Employees hired after 7 March 2015:

• Companies with15 employees or less: compensation in the amount of one month’s pay for every year of service, between 2 and 6 months’ salary;

• Companies with more than 15 employees: compensation in the amount of 2 months’ pay for every year of service, between 4 and 24 months’ salary.

Protections against wrongful dismissals due to defect of form or procedure

Employees hired before 7 March 2015:

• Companies with 15 employees or less: compensation between 2,5 and 6 months’ salary or reinstatement (employer’s choice);

• Companies with more than 15 employees: depending on the seriousness of the employer’s violation, compensation between 6 and 12 months’ salary.

Employees hired after 7 March 2015:

• Companies with 15  employees or less: compensation in the amount of 0,5 month’s pay for every year of service, between  1 and 6 month’s salary;

• Companies with more than 15 employees: compensation in the amount of 1 month’s pay for every year of service, between 2 and 12 months’ salary.

Are there any situations in which an employment relationship would terminate automatically without any action by either party?
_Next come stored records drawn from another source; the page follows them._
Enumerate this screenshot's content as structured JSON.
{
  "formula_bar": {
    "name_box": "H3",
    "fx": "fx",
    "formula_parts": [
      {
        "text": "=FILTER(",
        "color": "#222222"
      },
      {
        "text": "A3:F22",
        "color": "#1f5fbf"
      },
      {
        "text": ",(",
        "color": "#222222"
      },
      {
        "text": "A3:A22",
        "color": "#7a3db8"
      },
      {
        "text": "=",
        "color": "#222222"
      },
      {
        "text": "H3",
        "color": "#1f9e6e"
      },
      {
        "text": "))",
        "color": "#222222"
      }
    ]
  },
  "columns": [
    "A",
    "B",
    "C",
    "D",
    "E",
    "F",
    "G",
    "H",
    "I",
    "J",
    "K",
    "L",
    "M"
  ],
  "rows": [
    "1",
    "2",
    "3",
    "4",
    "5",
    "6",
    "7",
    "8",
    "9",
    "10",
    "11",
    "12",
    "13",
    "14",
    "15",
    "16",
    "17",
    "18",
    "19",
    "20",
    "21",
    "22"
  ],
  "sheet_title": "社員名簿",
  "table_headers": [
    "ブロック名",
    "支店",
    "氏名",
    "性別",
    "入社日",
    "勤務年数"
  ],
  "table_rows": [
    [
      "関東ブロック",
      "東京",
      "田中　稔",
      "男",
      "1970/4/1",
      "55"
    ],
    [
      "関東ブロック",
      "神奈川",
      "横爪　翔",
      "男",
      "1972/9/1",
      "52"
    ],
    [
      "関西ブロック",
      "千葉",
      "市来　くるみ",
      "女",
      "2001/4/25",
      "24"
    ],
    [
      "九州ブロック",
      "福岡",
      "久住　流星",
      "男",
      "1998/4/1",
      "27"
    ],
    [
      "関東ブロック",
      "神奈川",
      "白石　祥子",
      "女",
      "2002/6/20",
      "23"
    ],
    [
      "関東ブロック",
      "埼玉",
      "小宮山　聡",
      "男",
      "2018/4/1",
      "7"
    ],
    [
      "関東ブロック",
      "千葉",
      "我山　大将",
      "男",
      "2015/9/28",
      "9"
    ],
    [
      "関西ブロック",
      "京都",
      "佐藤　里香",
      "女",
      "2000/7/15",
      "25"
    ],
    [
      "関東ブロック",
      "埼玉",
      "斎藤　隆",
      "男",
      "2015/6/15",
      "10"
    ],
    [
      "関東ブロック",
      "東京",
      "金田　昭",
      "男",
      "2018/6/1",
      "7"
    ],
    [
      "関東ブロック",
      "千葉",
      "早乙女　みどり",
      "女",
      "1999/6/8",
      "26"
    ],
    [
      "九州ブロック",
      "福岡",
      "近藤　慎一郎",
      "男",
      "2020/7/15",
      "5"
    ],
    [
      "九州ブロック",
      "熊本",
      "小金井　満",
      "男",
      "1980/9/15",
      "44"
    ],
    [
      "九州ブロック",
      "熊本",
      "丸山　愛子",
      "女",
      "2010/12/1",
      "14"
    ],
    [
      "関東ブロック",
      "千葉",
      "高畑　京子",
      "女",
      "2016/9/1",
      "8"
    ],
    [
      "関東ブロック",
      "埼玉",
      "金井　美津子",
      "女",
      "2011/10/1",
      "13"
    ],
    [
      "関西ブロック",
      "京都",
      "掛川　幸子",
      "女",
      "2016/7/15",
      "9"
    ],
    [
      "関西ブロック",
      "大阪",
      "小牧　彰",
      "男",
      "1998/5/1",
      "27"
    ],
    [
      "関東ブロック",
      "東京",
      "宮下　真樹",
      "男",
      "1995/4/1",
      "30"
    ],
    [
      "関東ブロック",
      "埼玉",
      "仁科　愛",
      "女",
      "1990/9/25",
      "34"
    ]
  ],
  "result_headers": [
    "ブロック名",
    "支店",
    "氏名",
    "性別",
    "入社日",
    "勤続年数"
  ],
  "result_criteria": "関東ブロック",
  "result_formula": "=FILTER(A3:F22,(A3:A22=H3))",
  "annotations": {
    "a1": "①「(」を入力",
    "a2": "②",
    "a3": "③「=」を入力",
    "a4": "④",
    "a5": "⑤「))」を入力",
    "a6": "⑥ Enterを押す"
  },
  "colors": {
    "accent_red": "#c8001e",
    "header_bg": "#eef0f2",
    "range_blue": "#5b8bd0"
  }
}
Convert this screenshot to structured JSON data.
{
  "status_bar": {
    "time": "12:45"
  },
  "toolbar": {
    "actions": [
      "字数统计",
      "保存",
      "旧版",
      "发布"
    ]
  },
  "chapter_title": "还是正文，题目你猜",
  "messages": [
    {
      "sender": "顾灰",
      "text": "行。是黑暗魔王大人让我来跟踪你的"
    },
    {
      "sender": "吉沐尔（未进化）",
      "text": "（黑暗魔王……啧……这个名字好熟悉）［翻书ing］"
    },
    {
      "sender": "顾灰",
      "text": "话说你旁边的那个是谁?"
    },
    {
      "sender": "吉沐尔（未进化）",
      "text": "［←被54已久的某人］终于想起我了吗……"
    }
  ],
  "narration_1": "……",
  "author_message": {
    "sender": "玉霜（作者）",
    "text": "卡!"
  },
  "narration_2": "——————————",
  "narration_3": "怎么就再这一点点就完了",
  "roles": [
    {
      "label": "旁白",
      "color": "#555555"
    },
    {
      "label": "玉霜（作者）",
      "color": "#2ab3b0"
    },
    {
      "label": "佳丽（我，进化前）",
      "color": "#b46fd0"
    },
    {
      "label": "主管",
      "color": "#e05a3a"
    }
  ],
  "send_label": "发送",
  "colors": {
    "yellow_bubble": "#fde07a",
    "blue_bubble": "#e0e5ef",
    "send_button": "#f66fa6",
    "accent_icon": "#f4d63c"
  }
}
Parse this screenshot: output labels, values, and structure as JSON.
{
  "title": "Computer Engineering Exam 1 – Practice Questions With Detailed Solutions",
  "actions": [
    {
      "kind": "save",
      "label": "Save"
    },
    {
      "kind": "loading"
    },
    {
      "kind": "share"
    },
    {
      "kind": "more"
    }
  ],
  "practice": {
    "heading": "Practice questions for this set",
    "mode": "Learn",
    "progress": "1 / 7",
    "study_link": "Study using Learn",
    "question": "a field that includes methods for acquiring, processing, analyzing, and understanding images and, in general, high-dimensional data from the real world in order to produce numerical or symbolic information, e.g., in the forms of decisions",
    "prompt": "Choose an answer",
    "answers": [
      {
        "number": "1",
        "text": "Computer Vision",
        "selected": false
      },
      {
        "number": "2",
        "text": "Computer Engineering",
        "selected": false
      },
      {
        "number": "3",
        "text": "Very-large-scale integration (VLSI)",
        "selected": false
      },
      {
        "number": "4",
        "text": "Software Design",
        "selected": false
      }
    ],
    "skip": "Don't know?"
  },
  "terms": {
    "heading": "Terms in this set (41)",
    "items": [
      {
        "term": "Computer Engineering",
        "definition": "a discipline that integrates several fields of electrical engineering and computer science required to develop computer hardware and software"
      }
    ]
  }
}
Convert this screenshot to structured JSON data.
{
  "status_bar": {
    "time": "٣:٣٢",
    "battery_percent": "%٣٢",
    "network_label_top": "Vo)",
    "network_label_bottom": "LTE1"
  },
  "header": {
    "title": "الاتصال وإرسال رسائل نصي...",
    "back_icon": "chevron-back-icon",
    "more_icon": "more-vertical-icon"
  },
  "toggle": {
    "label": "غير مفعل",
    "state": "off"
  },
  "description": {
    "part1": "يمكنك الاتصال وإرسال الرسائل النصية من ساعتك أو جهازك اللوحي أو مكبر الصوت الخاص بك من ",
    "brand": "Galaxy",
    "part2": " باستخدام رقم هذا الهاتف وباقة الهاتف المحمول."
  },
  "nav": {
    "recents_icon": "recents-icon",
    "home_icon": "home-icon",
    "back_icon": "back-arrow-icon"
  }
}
If so, what are they?

There are some situations in which an employment relationship terminates automatically as follows

• good reason termination;

• through expiration date of a fixed-term contract;

• supervened impossibility:

- illness or infirmity that do not allow the employee to work;

- Authorities’ measures that make the job impossible;

- company requisition;

- workplace evacuation;

- natural disaster.

• force majeure;

• employee’s death;

• missed re-integration after reinstatement;

• during the training period, parties are free to rescind the agreement without motivation and without notice.

The employment relationship can also terminate automatically in case of consensual dissolution when the parties agree to relieve themselves from the duty of notice.